I have been working as a QA in our 9 developer team for about a year. Had lots of 'firsts' within the year between personal and professional life. I replaced a QA who only did manual testing and unfortunately, no test cases were left for me to study, and no requirements either. All in all, I had to lean on exploratory testing.
So I have started a QA process (for me and for the team as well), built the bug process as well (they didn't have this process in place), and started to create test cases according to the developers' stories/users' stories and the product backlog items that were recorded in TFS.
They hired me to eventually help them do the automation. And now, the time has come. I have built an automation library of classes using
Selenium Webdriver. I have designed my tests using Page Object Model. Then I presented the sample tests to my boss. My boss asked me:
"What is the concept? If this may take time for you to create, I guess we will just move on to manual testing. I don't really get the concept."
Though he said I can continue doing my scripting while I am on my downtime since I don't have anything to test. It took me about 3 months (within those months I was also doing manual testing and at the same time learning
C# all over again since I haven't done programming in one decade). I told him this is very helpful with my regression/cross browser testing since we need to test it in Safari. But he still won't get it.
I have about 15 apps to test and counting. Since I have these apps to test one at a time, I need to execute automation testing on the side while manually testing the new features of the other app. He said, "I still don't get it". I felt disappointed and somewhat demotivated with the automation testing I should be doing but at the same time, I need to move on.
My question is how do I convince someone who doesn't have any idea of how automation tests work and how helpful this is to an organization?
He said, I still don't get it, do you mean
He said, "I still don't get it"or
He said that *I* (=Marj) still don't get it? You might want to introduce some
"to your question (and/or remove the statements about your subjective situation, they don't do much to further the question except making it longer to read...).
I replaced a QA who only did manual testing and unfortunately, no test cases were left for me to study, and no requirements as well- you did NOT replace a QA. And, if there really are no requirements, your company does not "develop" software.
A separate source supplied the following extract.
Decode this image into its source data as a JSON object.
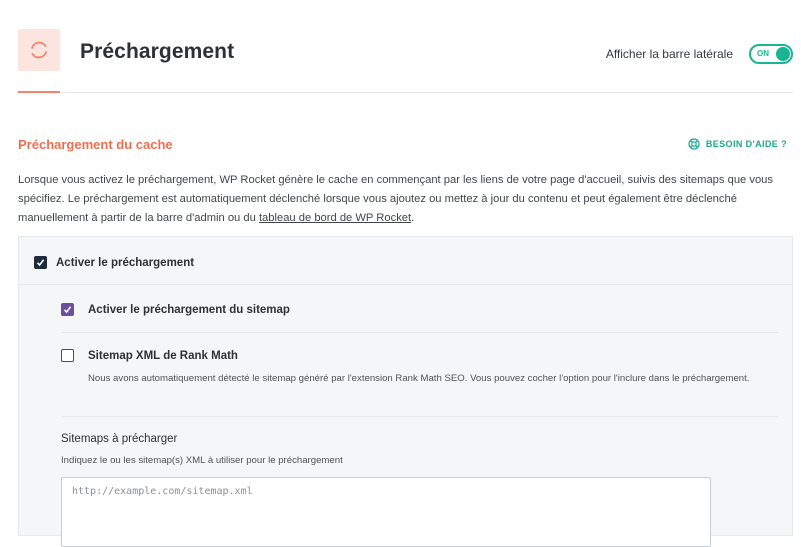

It just throws lines of code together randomly. You have a major uphill struggle ahead of you; you may as well update your CV, just in case